▶ _Work instructions_: Write out all the data again, exactly as shown.
(Dataset excerpts begins)
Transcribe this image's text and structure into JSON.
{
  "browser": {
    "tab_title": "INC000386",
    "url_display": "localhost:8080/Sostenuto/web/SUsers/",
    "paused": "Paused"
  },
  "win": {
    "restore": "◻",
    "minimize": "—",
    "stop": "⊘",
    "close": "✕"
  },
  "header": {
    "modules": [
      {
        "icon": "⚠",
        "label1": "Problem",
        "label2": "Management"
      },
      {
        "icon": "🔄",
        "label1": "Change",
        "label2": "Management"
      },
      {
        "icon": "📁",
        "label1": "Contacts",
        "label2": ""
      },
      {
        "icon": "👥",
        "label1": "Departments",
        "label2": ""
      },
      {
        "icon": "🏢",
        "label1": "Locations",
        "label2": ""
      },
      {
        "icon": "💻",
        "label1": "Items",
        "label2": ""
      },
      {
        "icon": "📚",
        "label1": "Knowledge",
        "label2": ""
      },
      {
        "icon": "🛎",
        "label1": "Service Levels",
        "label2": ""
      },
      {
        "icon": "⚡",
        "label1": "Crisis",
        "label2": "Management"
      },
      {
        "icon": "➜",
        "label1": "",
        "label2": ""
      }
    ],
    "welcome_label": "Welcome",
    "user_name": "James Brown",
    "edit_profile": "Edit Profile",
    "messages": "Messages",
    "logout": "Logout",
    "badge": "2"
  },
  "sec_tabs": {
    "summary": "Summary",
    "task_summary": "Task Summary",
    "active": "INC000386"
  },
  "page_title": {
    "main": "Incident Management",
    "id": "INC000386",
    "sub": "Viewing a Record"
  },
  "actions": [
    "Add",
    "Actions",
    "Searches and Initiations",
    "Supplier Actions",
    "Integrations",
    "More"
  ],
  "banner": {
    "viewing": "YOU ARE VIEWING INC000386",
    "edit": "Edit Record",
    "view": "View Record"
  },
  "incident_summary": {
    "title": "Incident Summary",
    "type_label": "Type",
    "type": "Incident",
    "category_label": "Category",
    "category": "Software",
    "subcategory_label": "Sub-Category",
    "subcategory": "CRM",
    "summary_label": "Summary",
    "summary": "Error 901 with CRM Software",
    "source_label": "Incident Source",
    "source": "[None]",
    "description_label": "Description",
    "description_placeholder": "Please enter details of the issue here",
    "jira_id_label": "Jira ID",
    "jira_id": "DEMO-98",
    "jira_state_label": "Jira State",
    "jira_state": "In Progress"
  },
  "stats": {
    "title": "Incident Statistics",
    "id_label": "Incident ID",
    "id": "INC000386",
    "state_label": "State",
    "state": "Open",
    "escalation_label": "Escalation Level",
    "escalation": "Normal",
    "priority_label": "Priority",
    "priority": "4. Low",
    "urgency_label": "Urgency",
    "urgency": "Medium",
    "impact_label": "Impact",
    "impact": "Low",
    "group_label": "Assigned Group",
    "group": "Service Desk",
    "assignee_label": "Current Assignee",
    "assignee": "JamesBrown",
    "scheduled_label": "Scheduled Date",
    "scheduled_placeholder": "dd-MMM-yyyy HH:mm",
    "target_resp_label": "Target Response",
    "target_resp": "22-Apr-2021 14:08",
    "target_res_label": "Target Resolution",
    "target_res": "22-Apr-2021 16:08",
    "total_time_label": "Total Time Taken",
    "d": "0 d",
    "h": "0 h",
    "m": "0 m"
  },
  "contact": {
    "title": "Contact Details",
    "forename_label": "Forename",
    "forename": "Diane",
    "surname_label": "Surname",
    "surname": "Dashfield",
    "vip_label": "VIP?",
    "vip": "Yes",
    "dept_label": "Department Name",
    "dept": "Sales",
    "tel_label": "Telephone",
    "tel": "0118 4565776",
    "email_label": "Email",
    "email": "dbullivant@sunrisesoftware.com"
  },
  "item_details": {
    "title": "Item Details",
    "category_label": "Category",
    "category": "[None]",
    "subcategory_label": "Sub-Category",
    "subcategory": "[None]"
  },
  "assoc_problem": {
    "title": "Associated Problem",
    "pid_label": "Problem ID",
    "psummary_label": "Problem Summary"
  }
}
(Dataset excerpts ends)
▶ _Answer section_:
Transcribe this image's text and structure into JSON.
{
  "browser": {
    "tab_title": "INC000386",
    "url_display": "localhost:8080/Sostenuto/web/SUsers/",
    "paused": "Paused"
  },
  "win": {
    "restore": "◻",
    "minimize": "—",
    "stop": "⊘",
    "close": "✕"
  },
  "header": {
    "modules": [
      {
        "icon": "⚠",
        "label1": "Problem",
        "label2": "Management"
      },
      {
        "icon": "🔄",
        "label1": "Change",
        "label2": "Management"
      },
      {
        "icon": "📁",
        "label1": "Contacts",
        "label2": ""
      },
      {
        "icon": "👥",
        "label1": "Departments",
        "label2": ""
      },
      {
        "icon": "🏢",
        "label1": "Locations",
        "label2": ""
      },
      {
        "icon": "💻",
        "label1": "Items",
        "label2": ""
      },
      {
        "icon": "📚",
        "label1": "Knowledge",
        "label2": ""
      },
      {
        "icon": "🛎",
        "label1": "Service Levels",
        "label2": ""
      },
      {
        "icon": "⚡",
        "label1": "Crisis",
        "label2": "Management"
      },
      {
        "icon": "➜",
        "label1": "",
        "label2": ""
      }
    ],
    "welcome_label": "Welcome",
    "user_name": "James Brown",
    "edit_profile": "Edit Profile",
    "messages": "Messages",
    "logout": "Logout",
    "badge": "2"
  },
  "sec_tabs": {
    "summary": "Summary",
    "task_summary": "Task Summary",
    "active": "INC000386"
  },
  "page_title": {
    "main": "Incident Management",
    "id": "INC000386",
    "sub": "Viewing a Record"
  },
  "actions": [
    "Add",
    "Actions",
    "Searches and Initiations",
    "Supplier Actions",
    "Integrations",
    "More"
  ],
  "banner": {
    "viewing": "YOU ARE VIEWING INC000386",
    "edit": "Edit Record",
    "view": "View Record"
  },
  "incident_summary": {
    "title": "Incident Summary",
    "type_label": "Type",
    "type": "Incident",
    "category_label": "Category",
    "category": "Software",
    "subcategory_label": "Sub-Category",
    "subcategory": "CRM",
    "summary_label": "Summary",
    "summary": "Error 901 with CRM Software",
    "source_label": "Incident Source",
    "source": "[None]",
    "description_label": "Description",
    "description_placeholder": "Please enter details of the issue here",
    "jira_id_label": "Jira ID",
    "jira_id": "DEMO-98",
    "jira_state_label": "Jira State",
    "jira_state": "In Progress"
  },
  "stats": {
    "title": "Incident Statistics",
    "id_label": "Incident ID",
    "id": "INC000386",
    "state_label": "State",
    "state": "Open",
    "escalation_label": "Escalation Level",
    "escalation": "Normal",
    "priority_label": "Priority",
    "priority": "4. Low",
    "urgency_label": "Urgency",
    "urgency": "Medium",
    "impact_label": "Impact",
    "impact": "Low",
    "group_label": "Assigned Group",
    "group": "Service Desk",
    "assignee_label": "Current Assignee",
    "assignee": "JamesBrown",
    "scheduled_label": "Scheduled Date",
    "scheduled_placeholder": "dd-MMM-yyyy HH:mm",
    "target_resp_label": "Target Response",
    "target_resp": "22-Apr-2021 14:08",
    "target_res_label": "Target Resolution",
    "target_res": "22-Apr-2021 16:08",
    "total_time_label": "Total Time Taken",
    "d": "0 d",
    "h": "0 h",
    "m": "0 m"
  },
  "contact": {
    "title": "Contact Details",
    "forename_label": "Forename",
    "forename": "Diane",
    "surname_label": "Surname",
    "surname": "Dashfield",
    "vip_label": "VIP?",
    "vip": "Yes",
    "dept_label": "Department Name",
    "dept": "Sales",
    "tel_label": "Telephone",
    "tel": "0118 4565776",
    "email_label": "Email",
    "email": "dbullivant@sunrisesoftware.com"
  },
  "item_details": {
    "title": "Item Details",
    "category_label": "Category",
    "category": "[None]",
    "subcategory_label": "Sub-Category",
    "subcategory": "[None]"
  },
  "assoc_problem": {
    "title": "Associated Problem",
    "pid_label": "Problem ID",
    "psummary_label": "Problem Summary"
  }
}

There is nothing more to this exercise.